An answer to the question, Will God execute the wicked?
Written evidently about 628 B.C.E., when the Chaldeans were rising in prominence but before Jehoiakim became their vassal
Habakkuk cries out for help, asks how long God will allow the wicked to continue (1:1–2:1)
When Jehovah answers that He will raise up the Chaldeans as His instrument for punishment, Habakkuk cannot understand how the Holy One could countenance such a treacherous agent, one who makes a god of his war machine, whose dragnet gathers up men like fish, and who mercilessly kills peoples
The prophet waits for Jehovah’s answer, recognizing that he is in line for reproof
Jehovah replies that he has an appointed time, pronounces woe upon the Chaldean agency (2:2-20)
Jehovah gives the assurance that even though there might seem to be delay, the prophetic vision is “for the appointed time, and it keeps panting on to the end,” eagerly moving toward its fulfillment
Pronouncements of woe indicate that the Chaldean instrumentality would not remain unpunished for plundering other nations, cutting off many peoples, building cities by bloodshed, making others drink the cup of shameful defeat, and engaging in idolatry

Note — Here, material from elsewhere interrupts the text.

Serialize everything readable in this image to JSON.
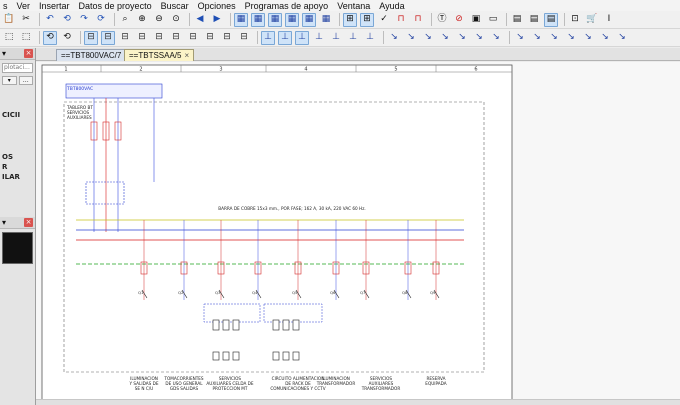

The prophet appeals for Jehovah to act and yet to show mercy during the coming day of distress (3:1-19)
Recalling past manifestations of Jehovah’s power, the prophet is seized with fear and trembling, but he is determined to wait quietly for the day of distress, exulting in the God of his salvation
Even if the very means for supporting life were to fail, Habakkuk determines to rejoice in Jehovah as the God of salvation, the One who strengthens him